• _Problem description_: Lines holding the string "icon" in the listing below are to be copied.

___ Records for this task

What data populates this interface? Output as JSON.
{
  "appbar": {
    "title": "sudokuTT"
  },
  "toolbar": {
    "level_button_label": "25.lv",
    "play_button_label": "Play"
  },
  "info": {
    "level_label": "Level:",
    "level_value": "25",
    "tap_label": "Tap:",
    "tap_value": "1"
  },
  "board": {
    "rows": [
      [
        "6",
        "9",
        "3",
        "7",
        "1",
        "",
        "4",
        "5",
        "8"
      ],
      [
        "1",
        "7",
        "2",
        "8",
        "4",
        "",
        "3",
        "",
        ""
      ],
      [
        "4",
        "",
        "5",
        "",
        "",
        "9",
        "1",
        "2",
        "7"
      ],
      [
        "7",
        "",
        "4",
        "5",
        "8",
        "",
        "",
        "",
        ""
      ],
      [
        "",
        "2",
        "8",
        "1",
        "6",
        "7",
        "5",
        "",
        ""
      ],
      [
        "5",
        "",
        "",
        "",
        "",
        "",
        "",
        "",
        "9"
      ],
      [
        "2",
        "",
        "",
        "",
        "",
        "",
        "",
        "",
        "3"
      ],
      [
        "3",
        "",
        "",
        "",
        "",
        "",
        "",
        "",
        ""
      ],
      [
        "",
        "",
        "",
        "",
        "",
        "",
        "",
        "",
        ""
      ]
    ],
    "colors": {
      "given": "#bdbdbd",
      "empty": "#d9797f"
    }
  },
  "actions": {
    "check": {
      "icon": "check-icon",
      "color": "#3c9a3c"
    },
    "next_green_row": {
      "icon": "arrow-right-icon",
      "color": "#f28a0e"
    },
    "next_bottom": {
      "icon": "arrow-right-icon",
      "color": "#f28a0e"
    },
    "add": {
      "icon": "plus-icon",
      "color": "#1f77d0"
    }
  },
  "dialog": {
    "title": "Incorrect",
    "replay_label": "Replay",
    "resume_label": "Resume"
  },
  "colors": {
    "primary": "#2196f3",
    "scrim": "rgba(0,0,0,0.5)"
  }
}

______

• _Answer_:
      "icon": "check-icon",
      "icon": "arrow-right-icon",
      "icon": "arrow-right-icon",
      "icon": "plus-icon",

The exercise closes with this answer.